Lower Blood Pressure

The Dietary Approaches to Stop Hypertension program (aka the DASH diet) was developed by the U.S. government’s National Heart, Lung, and Blood Institute (NHLBI) and the American Heart Association to be a balanced eating plan that focuses on:

  • Lower dietary sodium intake
  • Eating less saturated fat, cholesterol, and total fat
  • Consuming more fruits, vegetables, and fat-free or low-fat dairy products
  • Increasing consumption of whole grains, fish, poultry, beans, seeds, and nuts
  • Reducing intake of sweets, added sugars and sugary beverages

Do these recommendations sound familiar? My guess is that they will be recognizable to anyone who is even a little bit focused on healthy eating.

While it’s true this program originally focused on lowering blood pressure, there are many benefits from following the DASH diet, per the Washington Post article which states: “The 2010 Dietary Guidelines for Americans say the model eating plan for all Americans is the DASH diet, because it outlines a generally healthy diet from which anyone can benefit. Following the DASH diet’s principles will mean you’re eating a nutrient-rich yet not calorie-dense diet that has been shown to be helpful for promoting weight loss and maintenance.”

Health experts in this Washington Post article also note “a growing body of evidence suggests DASH is also helpful for managing diabetes, preventing cancer and improving kidney health.” In fact, “U.S. News & World Report experts rated DASH as the top diet overall for several years, adding to the diet’s credibility and helping to bring it to a wider audience.”

That brings me back to the 2013 blog where we briefly examined the DASH diet, particularly with regards to reducing sodium intake. What we said in that blog is still true today:

“While all the benefits of the DASH diet can result in an improvement in health, my main point in this blog is about sodium intake. Per the NHLBI, the DASH eating plan is much lower in sodium (salt) than the typical American diet.

“The DASH research showed that an eating plan containing 2,300 milligrams (mg) of sodium per day lowered blood pressure. An eating plan containing only 1,500 mg of sodium per day even further lowered blood pressure.”

How a Dash of MSG Can Help

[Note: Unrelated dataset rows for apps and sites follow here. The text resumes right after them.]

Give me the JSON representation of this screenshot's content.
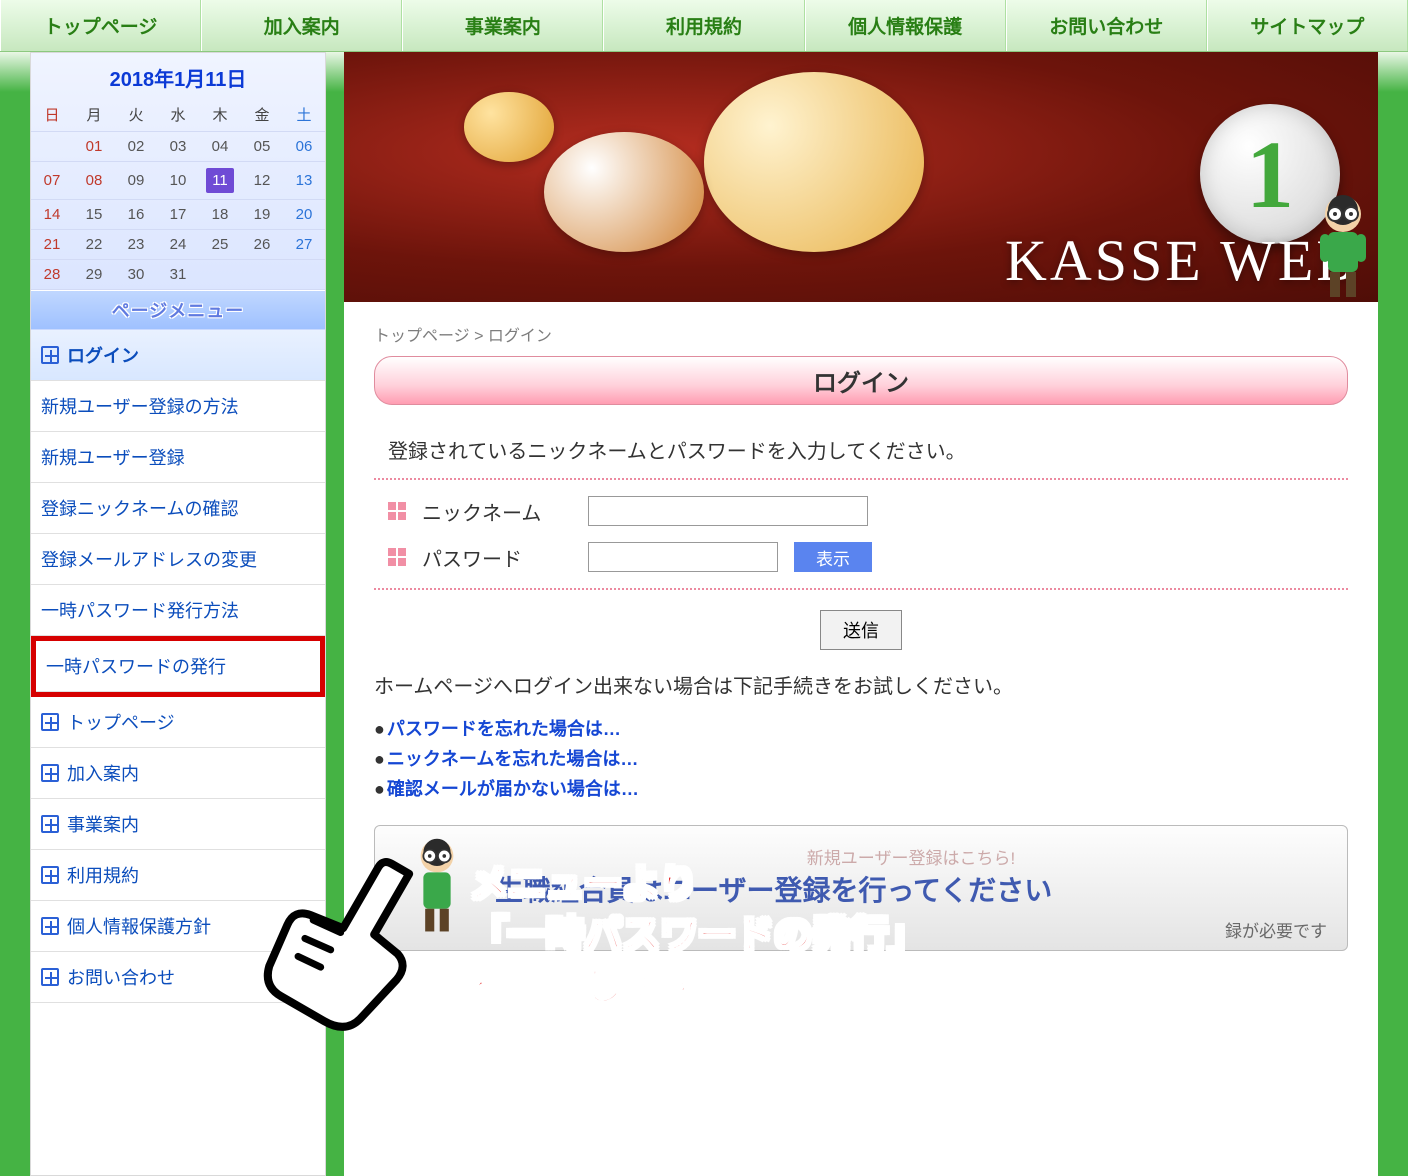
{
  "topnav": [
    "トップページ",
    "加入案内",
    "事業案内",
    "利用規約",
    "個人情報保護",
    "お問い合わせ",
    "サイトマップ"
  ],
  "calendar": {
    "title": "2018年1月11日",
    "dow": [
      "日",
      "月",
      "火",
      "水",
      "木",
      "金",
      "土"
    ],
    "weeks": [
      [
        "",
        "01",
        "02",
        "03",
        "04",
        "05",
        "06"
      ],
      [
        "07",
        "08",
        "09",
        "10",
        "11",
        "12",
        "13"
      ],
      [
        "14",
        "15",
        "16",
        "17",
        "18",
        "19",
        "20"
      ],
      [
        "21",
        "22",
        "23",
        "24",
        "25",
        "26",
        "27"
      ],
      [
        "28",
        "29",
        "30",
        "31",
        "",
        "",
        ""
      ]
    ],
    "today": "11"
  },
  "page_menu_title": "ページメニュー",
  "side_menu": {
    "active": "ログイン",
    "sub": [
      "新規ユーザー登録の方法",
      "新規ユーザー登録",
      "登録ニックネームの確認",
      "登録メールアドレスの変更",
      "一時パスワード発行方法",
      "一時パスワードの発行"
    ],
    "highlighted_index": 5,
    "main": [
      "トップページ",
      "加入案内",
      "事業案内",
      "利用規約",
      "個人情報保護方針",
      "お問い合わせ"
    ]
  },
  "hero": {
    "site_title_a": "KASSE",
    "site_title_b": "WEB",
    "step": "1"
  },
  "breadcrumb": "トップページ > ログイン",
  "login": {
    "title": "ログイン",
    "desc": "登録されているニックネームとパスワードを入力してください。",
    "nickname_label": "ニックネーム",
    "password_label": "パスワード",
    "show_label": "表示",
    "submit_label": "送信"
  },
  "cannot_login_note": "ホームページへログイン出来ない場合は下記手続きをお試しください。",
  "help_links": [
    "パスワードを忘れた場合は…",
    "ニックネームを忘れた場合は…",
    "確認メールが届かない場合は…"
  ],
  "reg_banner": {
    "title_main": "生職組合員はユーザー登録を行ってください",
    "tag": "新規ユーザー登録はこちら!",
    "subnote": "録が必要です"
  },
  "callout": {
    "line1": "メニューより",
    "line2": "「一時パスワードの発行」",
    "line3": "を選択します"
  }
}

Unfortunately, many of us believe that by lowering sodium we are giving up tasty food, and that the lower sodium food will be bland. However, a great “secret” to still enjoying foods with less sodium is to replace part of the salt in favorite recipes with monosodium glutamate (MSG). By way of comparison, MSG contains about 12 percent sodium while table salt contains 39 percent sodium (per the USDA nutrient database).

Less Sodium with MSGIn fact, when MSG is used in combination with a small amount of table salt, it can reduce the total sodium in a recipe by up to 40 percent – while still maintaining the desired flavor.

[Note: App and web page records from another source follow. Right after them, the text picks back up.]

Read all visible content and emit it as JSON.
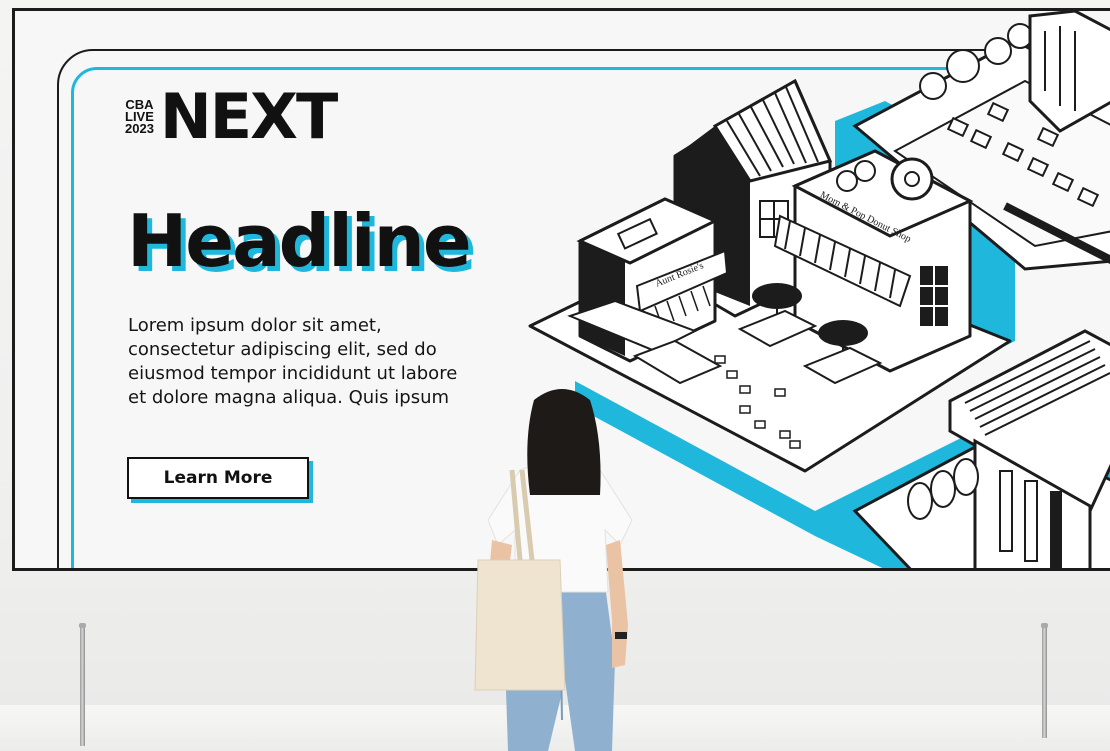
{
  "scene": {
    "accent_color": "#1fb8dc",
    "outline_color": "#1c1c1c"
  },
  "billboard": {
    "logo": {
      "small_lines": [
        "CBA",
        "LIVE",
        "2023"
      ],
      "big_text": "NEXT"
    },
    "headline": "Headline",
    "body": "Lorem ipsum dolor sit amet, consectetur adipiscing elit, sed do eiusmod tempor incididunt ut labore et dolore magna aliqua. Quis ipsum",
    "button_label": "Learn More",
    "illustration": {
      "shop_signs": [
        "Aunt Rosie's",
        "Mom & Pop Donut Shop"
      ]
    }
  }
}
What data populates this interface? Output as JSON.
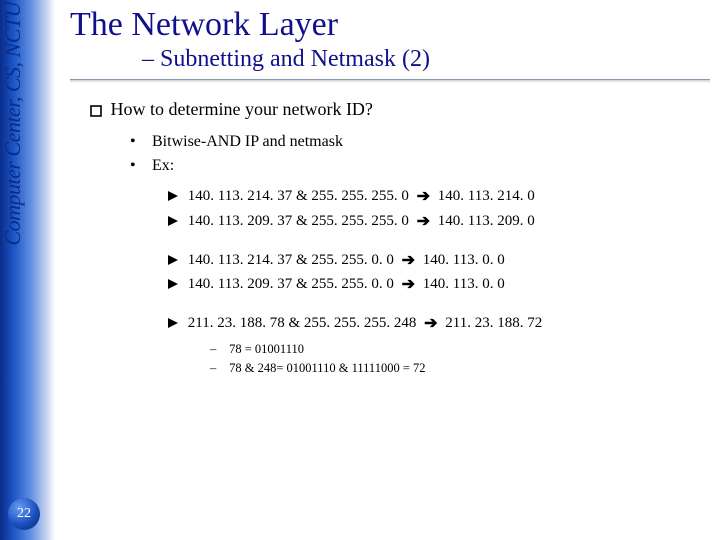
{
  "rail": {
    "label": "Computer Center, CS, NCTU",
    "page_number": "22"
  },
  "heading": {
    "title": "The Network Layer",
    "subtitle": "– Subnetting and Netmask (2)"
  },
  "question": "How to determine your network ID?",
  "sub_bullets": [
    "Bitwise-AND IP and netmask",
    "Ex:"
  ],
  "ex_group1": [
    {
      "lhs": "140. 113. 214. 37 & 255. 255. 255. 0",
      "rhs": "140. 113. 214. 0"
    },
    {
      "lhs": "140. 113. 209. 37 & 255. 255. 255. 0",
      "rhs": "140. 113. 209. 0"
    }
  ],
  "ex_group2": [
    {
      "lhs": "140. 113. 214. 37 & 255. 255. 0. 0",
      "rhs": "140. 113. 0. 0"
    },
    {
      "lhs": "140. 113. 209. 37 & 255. 255. 0. 0",
      "rhs": "140. 113. 0. 0"
    }
  ],
  "ex_group3": [
    {
      "lhs": "211. 23. 188. 78 & 255. 255. 255. 248",
      "rhs": "211. 23. 188. 72"
    }
  ],
  "detail_lines": [
    "78 = 01001110",
    "78 & 248= 01001110 & 11111000 = 72"
  ],
  "glyphs": {
    "dot": "•",
    "dash": "–",
    "arrow": "➔"
  }
}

So if you decide to give the DASH diet/dietary lifestyle a try, don’t forget that a small amount of MSG may go a long way in helping reduce sodium intake while keeping foods appetizing. For some guidance on how a dash of MSG can enhance the flavor of healthy foods, here are some food preparation guidelines to follow.

Want to learn more? Read “New Scientific Research: Adding MSG Helps Reduce Sodium While Maintaining Good Taste” and “MSG is Beneficial in a Reduced Sodium Diet.”

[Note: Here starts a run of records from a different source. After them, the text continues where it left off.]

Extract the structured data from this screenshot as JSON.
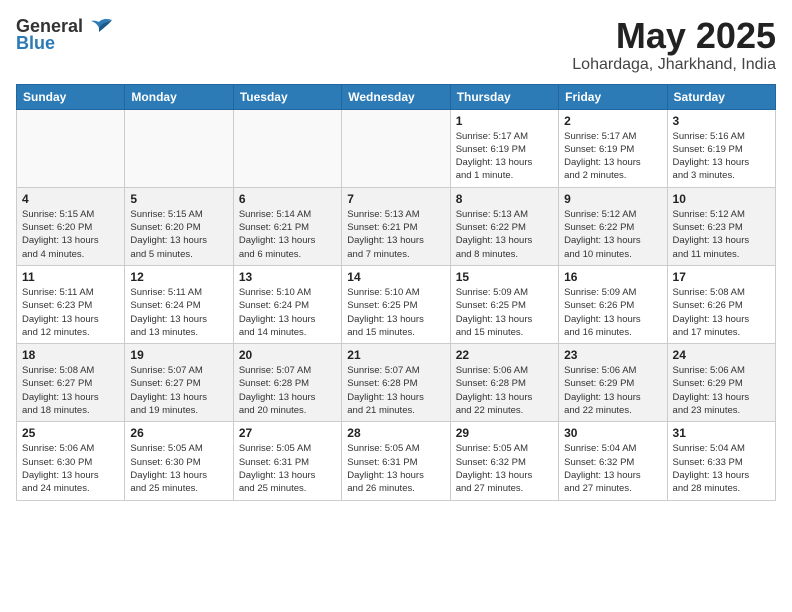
{
  "logo": {
    "general": "General",
    "blue": "Blue"
  },
  "title": "May 2025",
  "location": "Lohardaga, Jharkhand, India",
  "weekdays": [
    "Sunday",
    "Monday",
    "Tuesday",
    "Wednesday",
    "Thursday",
    "Friday",
    "Saturday"
  ],
  "weeks": [
    [
      {
        "day": "",
        "info": ""
      },
      {
        "day": "",
        "info": ""
      },
      {
        "day": "",
        "info": ""
      },
      {
        "day": "",
        "info": ""
      },
      {
        "day": "1",
        "info": "Sunrise: 5:17 AM\nSunset: 6:19 PM\nDaylight: 13 hours\nand 1 minute."
      },
      {
        "day": "2",
        "info": "Sunrise: 5:17 AM\nSunset: 6:19 PM\nDaylight: 13 hours\nand 2 minutes."
      },
      {
        "day": "3",
        "info": "Sunrise: 5:16 AM\nSunset: 6:19 PM\nDaylight: 13 hours\nand 3 minutes."
      }
    ],
    [
      {
        "day": "4",
        "info": "Sunrise: 5:15 AM\nSunset: 6:20 PM\nDaylight: 13 hours\nand 4 minutes."
      },
      {
        "day": "5",
        "info": "Sunrise: 5:15 AM\nSunset: 6:20 PM\nDaylight: 13 hours\nand 5 minutes."
      },
      {
        "day": "6",
        "info": "Sunrise: 5:14 AM\nSunset: 6:21 PM\nDaylight: 13 hours\nand 6 minutes."
      },
      {
        "day": "7",
        "info": "Sunrise: 5:13 AM\nSunset: 6:21 PM\nDaylight: 13 hours\nand 7 minutes."
      },
      {
        "day": "8",
        "info": "Sunrise: 5:13 AM\nSunset: 6:22 PM\nDaylight: 13 hours\nand 8 minutes."
      },
      {
        "day": "9",
        "info": "Sunrise: 5:12 AM\nSunset: 6:22 PM\nDaylight: 13 hours\nand 10 minutes."
      },
      {
        "day": "10",
        "info": "Sunrise: 5:12 AM\nSunset: 6:23 PM\nDaylight: 13 hours\nand 11 minutes."
      }
    ],
    [
      {
        "day": "11",
        "info": "Sunrise: 5:11 AM\nSunset: 6:23 PM\nDaylight: 13 hours\nand 12 minutes."
      },
      {
        "day": "12",
        "info": "Sunrise: 5:11 AM\nSunset: 6:24 PM\nDaylight: 13 hours\nand 13 minutes."
      },
      {
        "day": "13",
        "info": "Sunrise: 5:10 AM\nSunset: 6:24 PM\nDaylight: 13 hours\nand 14 minutes."
      },
      {
        "day": "14",
        "info": "Sunrise: 5:10 AM\nSunset: 6:25 PM\nDaylight: 13 hours\nand 15 minutes."
      },
      {
        "day": "15",
        "info": "Sunrise: 5:09 AM\nSunset: 6:25 PM\nDaylight: 13 hours\nand 15 minutes."
      },
      {
        "day": "16",
        "info": "Sunrise: 5:09 AM\nSunset: 6:26 PM\nDaylight: 13 hours\nand 16 minutes."
      },
      {
        "day": "17",
        "info": "Sunrise: 5:08 AM\nSunset: 6:26 PM\nDaylight: 13 hours\nand 17 minutes."
      }
    ],
    [
      {
        "day": "18",
        "info": "Sunrise: 5:08 AM\nSunset: 6:27 PM\nDaylight: 13 hours\nand 18 minutes."
      },
      {
        "day": "19",
        "info": "Sunrise: 5:07 AM\nSunset: 6:27 PM\nDaylight: 13 hours\nand 19 minutes."
      },
      {
        "day": "20",
        "info": "Sunrise: 5:07 AM\nSunset: 6:28 PM\nDaylight: 13 hours\nand 20 minutes."
      },
      {
        "day": "21",
        "info": "Sunrise: 5:07 AM\nSunset: 6:28 PM\nDaylight: 13 hours\nand 21 minutes."
      },
      {
        "day": "22",
        "info": "Sunrise: 5:06 AM\nSunset: 6:28 PM\nDaylight: 13 hours\nand 22 minutes."
      },
      {
        "day": "23",
        "info": "Sunrise: 5:06 AM\nSunset: 6:29 PM\nDaylight: 13 hours\nand 22 minutes."
      },
      {
        "day": "24",
        "info": "Sunrise: 5:06 AM\nSunset: 6:29 PM\nDaylight: 13 hours\nand 23 minutes."
      }
    ],
    [
      {
        "day": "25",
        "info": "Sunrise: 5:06 AM\nSunset: 6:30 PM\nDaylight: 13 hours\nand 24 minutes."
      },
      {
        "day": "26",
        "info": "Sunrise: 5:05 AM\nSunset: 6:30 PM\nDaylight: 13 hours\nand 25 minutes."
      },
      {
        "day": "27",
        "info": "Sunrise: 5:05 AM\nSunset: 6:31 PM\nDaylight: 13 hours\nand 25 minutes."
      },
      {
        "day": "28",
        "info": "Sunrise: 5:05 AM\nSunset: 6:31 PM\nDaylight: 13 hours\nand 26 minutes."
      },
      {
        "day": "29",
        "info": "Sunrise: 5:05 AM\nSunset: 6:32 PM\nDaylight: 13 hours\nand 27 minutes."
      },
      {
        "day": "30",
        "info": "Sunrise: 5:04 AM\nSunset: 6:32 PM\nDaylight: 13 hours\nand 27 minutes."
      },
      {
        "day": "31",
        "info": "Sunrise: 5:04 AM\nSunset: 6:33 PM\nDaylight: 13 hours\nand 28 minutes."
      }
    ]
  ]
}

This article first appeared on the MSGdish blog and is reprinted with the permission of MSGdish.